### [Work to complete]
After reading the data, copy it out in full and exactly.

### [Task input]
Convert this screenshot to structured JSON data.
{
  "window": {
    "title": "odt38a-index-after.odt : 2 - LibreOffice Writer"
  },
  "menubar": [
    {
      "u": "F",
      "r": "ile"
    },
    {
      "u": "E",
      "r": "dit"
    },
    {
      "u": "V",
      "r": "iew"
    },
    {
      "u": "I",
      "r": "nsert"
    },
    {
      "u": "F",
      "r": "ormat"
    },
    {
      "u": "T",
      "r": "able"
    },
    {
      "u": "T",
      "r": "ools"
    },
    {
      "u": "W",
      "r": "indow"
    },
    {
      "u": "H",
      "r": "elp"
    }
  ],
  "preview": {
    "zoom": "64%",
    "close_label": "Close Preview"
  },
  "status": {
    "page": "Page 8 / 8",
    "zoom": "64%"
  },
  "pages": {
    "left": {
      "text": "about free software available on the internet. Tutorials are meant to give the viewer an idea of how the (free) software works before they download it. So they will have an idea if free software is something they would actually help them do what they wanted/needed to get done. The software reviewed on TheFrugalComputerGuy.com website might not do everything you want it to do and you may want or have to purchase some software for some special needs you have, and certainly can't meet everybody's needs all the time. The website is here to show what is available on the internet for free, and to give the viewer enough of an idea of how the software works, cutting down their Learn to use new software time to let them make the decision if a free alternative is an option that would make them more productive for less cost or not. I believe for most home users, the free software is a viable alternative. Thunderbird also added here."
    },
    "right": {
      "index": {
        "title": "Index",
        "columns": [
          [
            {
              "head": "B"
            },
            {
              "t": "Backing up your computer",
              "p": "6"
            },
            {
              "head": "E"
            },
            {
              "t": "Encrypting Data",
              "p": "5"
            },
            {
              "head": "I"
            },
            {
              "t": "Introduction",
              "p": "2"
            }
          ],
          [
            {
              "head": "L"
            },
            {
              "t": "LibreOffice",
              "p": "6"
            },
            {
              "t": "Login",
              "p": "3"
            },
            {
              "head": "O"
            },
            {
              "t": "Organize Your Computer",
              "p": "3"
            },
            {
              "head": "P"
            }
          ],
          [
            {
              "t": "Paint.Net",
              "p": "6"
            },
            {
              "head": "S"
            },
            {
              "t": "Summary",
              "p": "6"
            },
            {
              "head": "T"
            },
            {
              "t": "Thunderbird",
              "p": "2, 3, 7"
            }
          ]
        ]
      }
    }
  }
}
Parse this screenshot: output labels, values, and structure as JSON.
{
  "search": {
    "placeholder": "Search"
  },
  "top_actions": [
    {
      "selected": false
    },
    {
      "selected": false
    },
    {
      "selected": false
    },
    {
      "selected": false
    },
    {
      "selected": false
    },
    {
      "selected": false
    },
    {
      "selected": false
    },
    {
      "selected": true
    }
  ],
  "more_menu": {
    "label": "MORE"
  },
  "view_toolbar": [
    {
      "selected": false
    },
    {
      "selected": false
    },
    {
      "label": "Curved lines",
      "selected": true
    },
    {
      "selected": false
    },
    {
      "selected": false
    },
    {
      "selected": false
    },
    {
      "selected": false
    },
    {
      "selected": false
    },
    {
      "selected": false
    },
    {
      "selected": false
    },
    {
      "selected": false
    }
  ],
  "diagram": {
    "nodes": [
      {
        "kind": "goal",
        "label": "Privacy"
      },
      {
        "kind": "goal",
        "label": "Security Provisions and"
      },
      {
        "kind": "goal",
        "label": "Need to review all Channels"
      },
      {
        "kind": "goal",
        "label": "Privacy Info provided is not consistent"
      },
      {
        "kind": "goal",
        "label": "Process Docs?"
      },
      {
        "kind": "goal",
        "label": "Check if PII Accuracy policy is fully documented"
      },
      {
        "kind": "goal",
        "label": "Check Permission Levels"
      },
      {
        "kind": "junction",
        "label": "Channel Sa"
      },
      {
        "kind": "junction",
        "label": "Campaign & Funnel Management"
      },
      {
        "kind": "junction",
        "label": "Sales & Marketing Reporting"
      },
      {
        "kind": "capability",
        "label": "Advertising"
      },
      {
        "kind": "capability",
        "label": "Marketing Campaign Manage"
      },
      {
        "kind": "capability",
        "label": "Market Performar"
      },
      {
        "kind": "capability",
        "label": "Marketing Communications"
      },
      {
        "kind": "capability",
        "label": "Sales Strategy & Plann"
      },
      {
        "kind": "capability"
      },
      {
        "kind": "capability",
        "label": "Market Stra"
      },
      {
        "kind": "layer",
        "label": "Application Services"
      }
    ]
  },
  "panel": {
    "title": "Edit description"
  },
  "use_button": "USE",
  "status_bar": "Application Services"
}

### [Answer to the exercise]
Convert this screenshot to structured JSON data.
{
  "window": {
    "title": "odt38a-index-after.odt : 2 - LibreOffice Writer"
  },
  "menubar": [
    {
      "u": "F",
      "r": "ile"
    },
    {
      "u": "E",
      "r": "dit"
    },
    {
      "u": "V",
      "r": "iew"
    },
    {
      "u": "I",
      "r": "nsert"
    },
    {
      "u": "F",
      "r": "ormat"
    },
    {
      "u": "T",
      "r": "able"
    },
    {
      "u": "T",
      "r": "ools"
    },
    {
      "u": "W",
      "r": "indow"
    },
    {
      "u": "H",
      "r": "elp"
    }
  ],
  "preview": {
    "zoom": "64%",
    "close_label": "Close Preview"
  },
  "status": {
    "page": "Page 8 / 8",
    "zoom": "64%"
  },
  "pages": {
    "left": {
      "text": "about free software available on the internet. Tutorials are meant to give the viewer an idea of how the (free) software works before they download it. So they will have an idea if free software is something they would actually help them do what they wanted/needed to get done. The software reviewed on TheFrugalComputerGuy.com website might not do everything you want it to do and you may want or have to purchase some software for some special needs you have, and certainly can't meet everybody's needs all the time. The website is here to show what is available on the internet for free, and to give the viewer enough of an idea of how the software works, cutting down their Learn to use new software time to let them make the decision if a free alternative is an option that would make them more productive for less cost or not. I believe for most home users, the free software is a viable alternative. Thunderbird also added here."
    },
    "right": {
      "index": {
        "title": "Index",
        "columns": [
          [
            {
              "head": "B"
            },
            {
              "t": "Backing up your computer",
              "p": "6"
            },
            {
              "head": "E"
            },
            {
              "t": "Encrypting Data",
              "p": "5"
            },
            {
              "head": "I"
            },
            {
              "t": "Introduction",
              "p": "2"
            }
          ],
          [
            {
              "head": "L"
            },
            {
              "t": "LibreOffice",
              "p": "6"
            },
            {
              "t": "Login",
              "p": "3"
            },
            {
              "head": "O"
            },
            {
              "t": "Organize Your Computer",
              "p": "3"
            },
            {
              "head": "P"
            }
          ],
          [
            {
              "t": "Paint.Net",
              "p": "6"
            },
            {
              "head": "S"
            },
            {
              "t": "Summary",
              "p": "6"
            },
            {
              "head": "T"
            },
            {
              "t": "Thunderbird",
              "p": "2, 3, 7"
            }
          ]
        ]
      }
    }
  }
}
Parse this screenshot: output labels, values, and structure as JSON.
{
  "search": {
    "placeholder": "Search"
  },
  "top_actions": [
    {
      "selected": false
    },
    {
      "selected": false
    },
    {
      "selected": false
    },
    {
      "selected": false
    },
    {
      "selected": false
    },
    {
      "selected": false
    },
    {
      "selected": false
    },
    {
      "selected": true
    }
  ],
  "more_menu": {
    "label": "MORE"
  },
  "view_toolbar": [
    {
      "selected": false
    },
    {
      "selected": false
    },
    {
      "label": "Curved lines",
      "selected": true
    },
    {
      "selected": false
    },
    {
      "selected": false
    },
    {
      "selected": false
    },
    {
      "selected": false
    },
    {
      "selected": false
    },
    {
      "selected": false
    },
    {
      "selected": false
    },
    {
      "selected": false
    }
  ],
  "diagram": {
    "nodes": [
      {
        "kind": "goal",
        "label": "Privacy"
      },
      {
        "kind": "goal",
        "label": "Security Provisions and"
      },
      {
        "kind": "goal",
        "label": "Need to review all Channels"
      },
      {
        "kind": "goal",
        "label": "Privacy Info provided is not consistent"
      },
      {
        "kind": "goal",
        "label": "Process Docs?"
      },
      {
        "kind": "goal",
        "label": "Check if PII Accuracy policy is fully documented"
      },
      {
        "kind": "goal",
        "label": "Check Permission Levels"
      },
      {
        "kind": "junction",
        "label": "Channel Sa"
      },
      {
        "kind": "junction",
        "label": "Campaign & Funnel Management"
      },
      {
        "kind": "junction",
        "label": "Sales & Marketing Reporting"
      },
      {
        "kind": "capability",
        "label": "Advertising"
      },
      {
        "kind": "capability",
        "label": "Marketing Campaign Manage"
      },
      {
        "kind": "capability",
        "label": "Market Performar"
      },
      {
        "kind": "capability",
        "label": "Marketing Communications"
      },
      {
        "kind": "capability",
        "label": "Sales Strategy & Plann"
      },
      {
        "kind": "capability"
      },
      {
        "kind": "capability",
        "label": "Market Stra"
      },
      {
        "kind": "layer",
        "label": "Application Services"
      }
    ]
  },
  "panel": {
    "title": "Edit description"
  },
  "use_button": "USE",
  "status_bar": "Application Services"
}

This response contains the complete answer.